Work request: Over all lines in the data below, count those holding "xingji" and give only the result.
═══ Input
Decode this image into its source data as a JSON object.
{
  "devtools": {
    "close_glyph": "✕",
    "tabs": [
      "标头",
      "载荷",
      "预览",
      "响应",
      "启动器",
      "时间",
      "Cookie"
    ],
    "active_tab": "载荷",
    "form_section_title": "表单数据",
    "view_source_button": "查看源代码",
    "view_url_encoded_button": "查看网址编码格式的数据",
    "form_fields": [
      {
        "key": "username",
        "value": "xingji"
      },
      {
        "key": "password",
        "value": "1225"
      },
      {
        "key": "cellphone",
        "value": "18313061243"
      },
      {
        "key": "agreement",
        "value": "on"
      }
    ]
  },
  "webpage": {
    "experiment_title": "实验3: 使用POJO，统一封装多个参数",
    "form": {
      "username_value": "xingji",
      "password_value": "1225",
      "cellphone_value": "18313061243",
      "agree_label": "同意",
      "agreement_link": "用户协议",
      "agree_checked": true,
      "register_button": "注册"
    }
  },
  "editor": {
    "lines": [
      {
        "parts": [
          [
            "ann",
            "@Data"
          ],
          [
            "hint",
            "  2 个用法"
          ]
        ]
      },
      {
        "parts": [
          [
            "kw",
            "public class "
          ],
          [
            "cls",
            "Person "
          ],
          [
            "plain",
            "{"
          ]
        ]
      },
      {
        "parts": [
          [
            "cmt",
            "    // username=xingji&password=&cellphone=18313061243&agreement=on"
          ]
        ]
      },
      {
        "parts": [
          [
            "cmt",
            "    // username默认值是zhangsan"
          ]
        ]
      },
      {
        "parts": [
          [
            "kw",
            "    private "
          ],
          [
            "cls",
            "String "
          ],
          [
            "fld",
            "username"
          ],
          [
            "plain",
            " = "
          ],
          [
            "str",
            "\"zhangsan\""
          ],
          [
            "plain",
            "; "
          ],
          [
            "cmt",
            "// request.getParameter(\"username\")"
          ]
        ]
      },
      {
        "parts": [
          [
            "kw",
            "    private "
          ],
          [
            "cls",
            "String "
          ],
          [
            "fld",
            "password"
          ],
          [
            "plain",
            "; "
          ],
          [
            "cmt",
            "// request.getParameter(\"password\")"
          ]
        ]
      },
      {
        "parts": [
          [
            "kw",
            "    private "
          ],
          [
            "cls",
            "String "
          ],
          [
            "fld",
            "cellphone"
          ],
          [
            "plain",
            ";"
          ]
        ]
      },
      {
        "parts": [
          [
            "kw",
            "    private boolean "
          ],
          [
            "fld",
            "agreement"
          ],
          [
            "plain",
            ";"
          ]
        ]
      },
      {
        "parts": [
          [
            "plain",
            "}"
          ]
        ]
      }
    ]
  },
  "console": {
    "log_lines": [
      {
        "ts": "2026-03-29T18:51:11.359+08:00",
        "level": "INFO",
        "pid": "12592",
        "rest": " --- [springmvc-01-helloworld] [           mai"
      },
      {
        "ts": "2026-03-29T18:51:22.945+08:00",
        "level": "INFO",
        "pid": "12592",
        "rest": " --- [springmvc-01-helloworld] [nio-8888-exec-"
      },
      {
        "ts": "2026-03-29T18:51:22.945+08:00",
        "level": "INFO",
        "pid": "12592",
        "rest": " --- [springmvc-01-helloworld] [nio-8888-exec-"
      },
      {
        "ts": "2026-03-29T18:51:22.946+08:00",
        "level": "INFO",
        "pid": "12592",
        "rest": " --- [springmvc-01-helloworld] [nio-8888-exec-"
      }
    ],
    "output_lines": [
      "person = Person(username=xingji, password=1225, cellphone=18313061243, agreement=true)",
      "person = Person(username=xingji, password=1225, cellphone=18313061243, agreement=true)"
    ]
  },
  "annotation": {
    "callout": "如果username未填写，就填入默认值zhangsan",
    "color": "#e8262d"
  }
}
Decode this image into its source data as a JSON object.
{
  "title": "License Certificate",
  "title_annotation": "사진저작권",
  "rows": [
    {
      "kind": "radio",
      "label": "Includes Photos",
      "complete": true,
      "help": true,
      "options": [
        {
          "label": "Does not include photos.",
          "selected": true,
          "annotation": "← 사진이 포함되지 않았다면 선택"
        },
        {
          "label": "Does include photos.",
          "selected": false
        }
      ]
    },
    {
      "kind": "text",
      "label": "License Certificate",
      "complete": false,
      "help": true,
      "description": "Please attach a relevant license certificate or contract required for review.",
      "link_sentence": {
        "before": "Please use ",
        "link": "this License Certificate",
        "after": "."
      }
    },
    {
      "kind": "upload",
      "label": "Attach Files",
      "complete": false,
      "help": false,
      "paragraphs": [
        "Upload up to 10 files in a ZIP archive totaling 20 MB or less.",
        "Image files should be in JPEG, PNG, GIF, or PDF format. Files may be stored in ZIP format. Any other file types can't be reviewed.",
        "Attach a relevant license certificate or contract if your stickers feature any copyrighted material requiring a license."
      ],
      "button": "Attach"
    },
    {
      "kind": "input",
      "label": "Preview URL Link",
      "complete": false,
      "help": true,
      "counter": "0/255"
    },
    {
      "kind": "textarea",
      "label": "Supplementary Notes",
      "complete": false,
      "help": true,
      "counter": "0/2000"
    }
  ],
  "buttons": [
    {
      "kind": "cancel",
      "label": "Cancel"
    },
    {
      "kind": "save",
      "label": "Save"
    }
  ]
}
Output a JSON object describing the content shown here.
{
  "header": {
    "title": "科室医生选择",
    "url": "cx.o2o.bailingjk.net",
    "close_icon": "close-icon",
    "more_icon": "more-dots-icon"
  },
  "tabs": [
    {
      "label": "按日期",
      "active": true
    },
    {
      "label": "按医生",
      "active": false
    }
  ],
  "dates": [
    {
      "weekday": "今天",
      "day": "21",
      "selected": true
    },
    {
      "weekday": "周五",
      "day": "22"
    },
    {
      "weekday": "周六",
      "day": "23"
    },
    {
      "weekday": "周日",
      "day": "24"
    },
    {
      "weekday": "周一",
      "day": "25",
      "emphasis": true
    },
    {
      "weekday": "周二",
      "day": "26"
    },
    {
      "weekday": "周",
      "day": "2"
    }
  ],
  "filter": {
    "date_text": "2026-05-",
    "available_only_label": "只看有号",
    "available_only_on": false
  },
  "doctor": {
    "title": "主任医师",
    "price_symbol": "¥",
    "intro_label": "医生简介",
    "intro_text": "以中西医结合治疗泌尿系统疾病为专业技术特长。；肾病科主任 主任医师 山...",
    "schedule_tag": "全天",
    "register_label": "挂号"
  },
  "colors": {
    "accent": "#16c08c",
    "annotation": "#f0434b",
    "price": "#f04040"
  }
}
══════
Solution for this problem: 5